We define the graph based on the simulated data using three methods: the four-neighbor graph, the threshold-compared graph and the spectral-spatial graph respectively.
In the experiment, the threshold-compared undirected graph is constructed as follows:
where all pairs of spectral distance are compared with a user-defined threshold. Meanwhile, the spectral-spatial graph is constructed by considering four neighbors of spatial location and k-nearest neighbors of spectral distance.
From this table, we can see that the performance of the proposed algorithm with a threshold-compared graph is better than the others. Although the second graph in Table 1 combines the spectral and spatial information, using spatial relation is not always a good way to connect pixels because it is possible that two adjacent pixels may have significantly different spectral features. Figure 4 shows the true abundance maps and the abundances estimated by the proposed algorithm associated with the three constructed graphs. We observe that the second row of the square regions is better conserved with the proposed algorithm using the threshold-compared graph.
|15 dB||20 dB||30 dB|
μ = 0.005,λ = 0.05
μ = 0.005,λ = 0.05
μ = 5 × 10^(−4),λ = 0.01
|Spectral-spatial combined graph||0.0085|
k = 25;
μ = 5 × 10^(−4),λ = 0.01
k = 25
μ = 0.005,λ = 0.01
k = 25
μ = 5 × 10^(−4),λ = 0.005
threshold = 9
μ = 5 × 10^(−4),λ = 0.1
threshold = 3
μ = 5 × 10^(−4),λ = 0.5
threshold = 0.25
μ = 5 × 10^(−4),λ = 0.1
5.2. Experiments with AVIRIS data
We also tested algorithms with a real hyperspectral image. The image is captured on the Cuprite mining district by AVIRIS. A sub-image of pixels was chosen, and it contains 188 spectral bands. The number of endmembers was estimated and set to 12 . VCA algorithm was then used to extract the endmembers. Here, we compare the FCLS , SUnSAL-TV, and the proposed algorithm with a threshold-compared graph. Figure 5 shows the first and fifth abundance maps of three algorithms respectively. We can see that the proposed algorithm highlights localized targets without oversmoothing the image like in SUnSAL-TV and with less impurity than in FCLS.
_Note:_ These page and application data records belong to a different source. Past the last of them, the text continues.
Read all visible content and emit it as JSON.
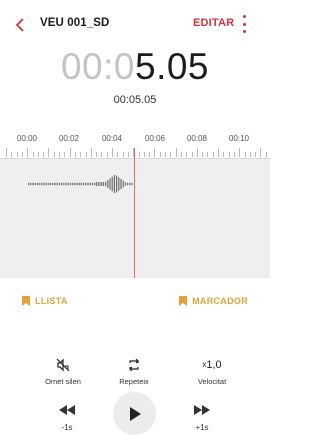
{
  "header": {
    "back_icon": "chevron-left-icon",
    "title": "VEU 001_SD",
    "edit_label": "EDITAR",
    "more_icon": "more-vertical-icon",
    "accent_color": "#d6343c"
  },
  "timer": {
    "dim_part": "00:0",
    "bright_part": "5.05",
    "total": "00:05.05"
  },
  "timeline": {
    "labels": [
      "00:00",
      "00:02",
      "00:04",
      "00:06",
      "00:08",
      "00:10"
    ]
  },
  "bookmarks": {
    "list_label": "LLISTA",
    "marker_label": "MARCADOR",
    "color": "#e3a23a"
  },
  "tools": {
    "skip_silence_label": "Omet silen",
    "repeat_label": "Repeteix",
    "speed_value": "1,0",
    "speed_prefix": "x",
    "speed_label": "Velocitat"
  },
  "controls": {
    "rewind_label": "-1s",
    "forward_label": "+1s",
    "play_icon": "play-icon"
  }
}
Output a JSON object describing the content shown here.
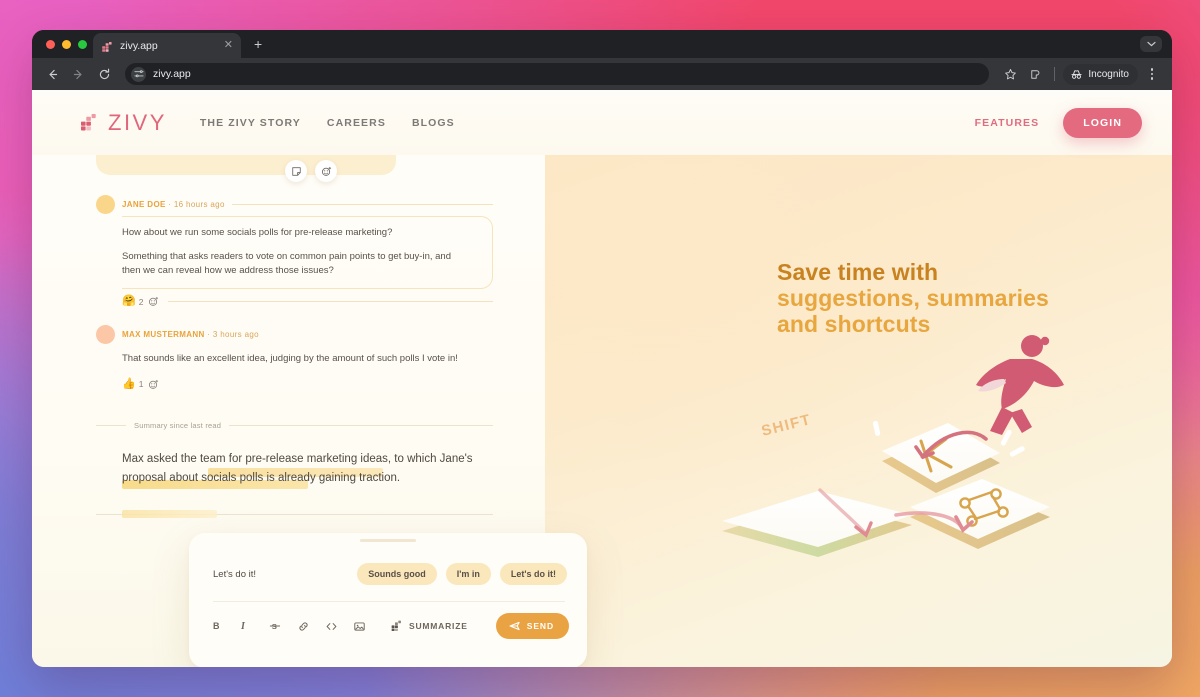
{
  "browser": {
    "tab_title": "zivy.app",
    "tab_favicon_icon": "zivy-favicon-icon",
    "tab_close_icon": "close-icon",
    "new_tab_icon": "plus-icon",
    "window_caret_icon": "chevron-down-icon",
    "back_icon": "back-arrow-icon",
    "forward_icon": "forward-arrow-icon",
    "reload_icon": "reload-icon",
    "site_settings_icon": "tune-icon",
    "url": "zivy.app",
    "bookmark_icon": "star-icon",
    "extensions_icon": "extensions-icon",
    "incognito_label": "Incognito",
    "incognito_icon": "incognito-hat-icon",
    "menu_icon": "kebab-menu-icon"
  },
  "nav": {
    "brand": "ZIVY",
    "brand_icon": "zivy-logo-icon",
    "links": [
      {
        "label": "THE ZIVY STORY"
      },
      {
        "label": "CAREERS"
      },
      {
        "label": "BLOGS"
      }
    ],
    "features_label": "FEATURES",
    "login_label": "LOGIN"
  },
  "chat": {
    "top_actions": [
      {
        "icon": "note-icon"
      },
      {
        "icon": "add-reaction-icon"
      }
    ],
    "messages": [
      {
        "author": "JANE DOE",
        "separator": " · ",
        "time": "16 hours ago",
        "paragraphs": [
          "How about we run some socials polls for pre-release marketing?",
          "Something that asks readers to vote on common pain points to get buy-in, and then we can reveal how we address those issues?"
        ],
        "reactions": [
          {
            "emoji": "🤗",
            "count": "2"
          }
        ],
        "add_reaction_icon": "add-reaction-icon"
      },
      {
        "author": "MAX MUSTERMANN",
        "separator": " · ",
        "time": "3 hours ago",
        "paragraphs": [
          "That sounds like an excellent idea, judging by the amount of such polls I vote in!"
        ],
        "reactions": [
          {
            "emoji": "👍",
            "count": "1"
          }
        ],
        "add_reaction_icon": "add-reaction-icon"
      }
    ],
    "summary_label": "Summary since last read",
    "summary_text": "Max asked the team for pre-release marketing ideas, to which Jane's proposal about socials polls is already gaining traction."
  },
  "composer": {
    "draft_text": "Let's do it!",
    "suggestions": [
      {
        "label": "Sounds good"
      },
      {
        "label": "I'm in"
      },
      {
        "label": "Let's do it!"
      }
    ],
    "tools": [
      {
        "label": "B",
        "icon": "bold-icon"
      },
      {
        "label": "I",
        "icon": "italic-icon"
      },
      {
        "label": "S",
        "icon": "strikethrough-icon"
      },
      {
        "label": "",
        "icon": "link-icon"
      },
      {
        "label": "",
        "icon": "code-icon"
      },
      {
        "label": "",
        "icon": "image-icon"
      }
    ],
    "summarize_label": "SUMMARIZE",
    "summarize_icon": "zivy-logo-icon",
    "send_label": "SEND",
    "send_icon": "send-paper-plane-icon"
  },
  "hero": {
    "title_line1": "Save time with",
    "title_line2": "suggestions, summaries",
    "title_line3": "and shortcuts",
    "illustration_icon": "keyboard-shortcut-illustration",
    "key_shift_label": "SHIFT",
    "key_k_label": "K",
    "key_cmd_label": "⌘"
  },
  "colors": {
    "brand_pink": "#e0677a",
    "login_pink": "#e36a7f",
    "accent_orange": "#eaa342",
    "title_dark": "#c8821f",
    "title_light": "#e8a63f",
    "chip_bg": "#fbe7bc"
  }
}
In this chapter, we propose to use graph as a mathematical tool to relate pixels in hyperspectral data. We the present a variety of methods of constructing a graph according to spatial information and spectral information embedded in an image. A sparse unmixing problem is then formulated with the graph regularization to enhance the estimation performance. An ADMM-based algorithm is then presented to solve the formulated problem. In the experiments, we compare the unmixing performance of the presented unmixing algorithm with different graphs, using a synthetic hyperspectral data and a real data. Future works include evaluating the unmixing performance with weighted graphs.
This work was supported in part by National Natural Science Foundation of China under grant 61671382 and in part by Natural Science Foundation of Shenzhen under grant JCYJ2017030155315873.